— About this exercise —
When a line below contains the string "Kumar", show that line.

[App and web page records]
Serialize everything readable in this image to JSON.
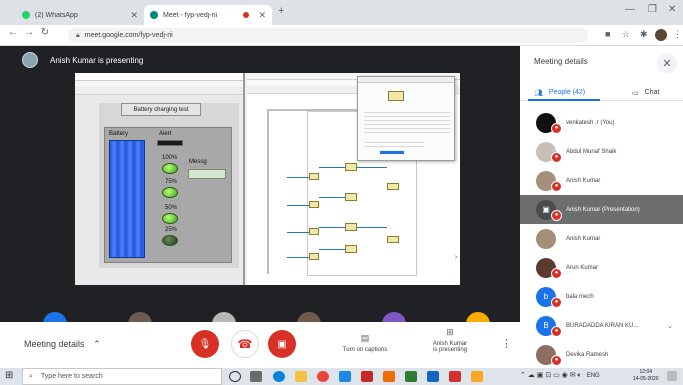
{
  "browser": {
    "tabs": [
      {
        "title": "(2) WhatsApp",
        "icon": "whatsapp-icon",
        "color": "#25d366"
      },
      {
        "title": "Meet - fyp-vedj-rii",
        "icon": "meet-icon",
        "color": "#00897b"
      }
    ],
    "url": "meet.google.com/fyp-vedj-rii"
  },
  "presenter": {
    "label": "Anish Kumar is presenting"
  },
  "shared_screen": {
    "battery_button": "Battery charging test",
    "battery_label": "Battery",
    "alert_label": "Alert",
    "message_label": "Messg",
    "levels": [
      "100%",
      "75%",
      "50%",
      "25%"
    ]
  },
  "sidebar": {
    "title": "Meeting details",
    "tabs": {
      "people": "People (42)",
      "chat": "Chat"
    },
    "participants": [
      {
        "name": "venkatesh .r (You)",
        "avatar_color": "#111111",
        "initial": ""
      },
      {
        "name": "Abdul Munaf Shaik",
        "avatar_color": "#c7c0b8",
        "initial": ""
      },
      {
        "name": "Anish Kumar",
        "avatar_color": "#a38f7a",
        "initial": ""
      },
      {
        "name": "Anish Kumar (Presentation)",
        "avatar_color": "#4a4b4d",
        "initial": ""
      },
      {
        "name": "Anish Kumar",
        "avatar_color": "#a38f7a",
        "initial": ""
      },
      {
        "name": "Arun Kumar",
        "avatar_color": "#5c3b2e",
        "initial": ""
      },
      {
        "name": "bala mech",
        "avatar_color": "#1a73e8",
        "initial": "b"
      },
      {
        "name": "BURADADDA KIRAN KU...",
        "avatar_color": "#1a73e8",
        "initial": "B"
      },
      {
        "name": "Devika Ramesh",
        "avatar_color": "#8d6e63",
        "initial": ""
      }
    ]
  },
  "controls": {
    "meeting_details": "Meeting details",
    "captions": "Turn on captions",
    "presenting_line1": "Anish Kumar",
    "presenting_line2": "is presenting"
  },
  "taskbar": {
    "search_placeholder": "Type here to search",
    "lang": "ENG",
    "time": "12:04",
    "date": "14-05-2020"
  }
}
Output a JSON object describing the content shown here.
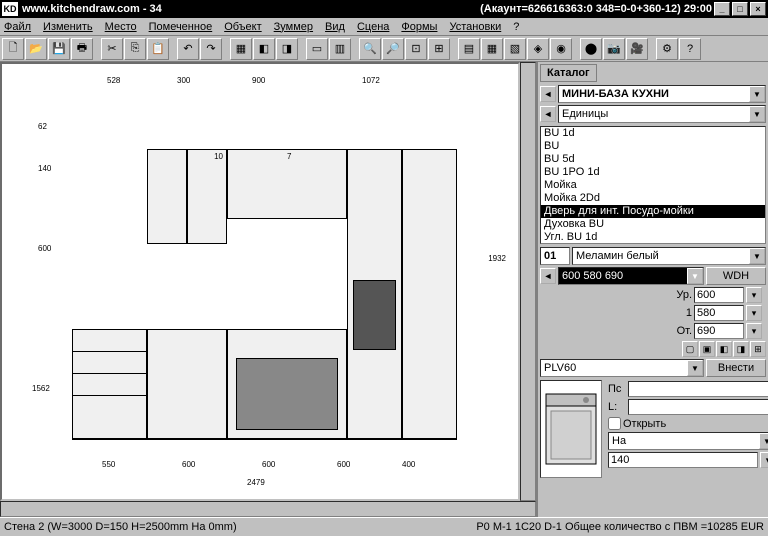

— Answer for this exercise —
    "label": "Anish Kumar is presenting"
        "name": "Anish Kumar",
        "name": "Anish Kumar (Presentation)",
        "name": "Anish Kumar",
        "name": "Arun Kumar",
    "presenting_line1": "Anish Kumar",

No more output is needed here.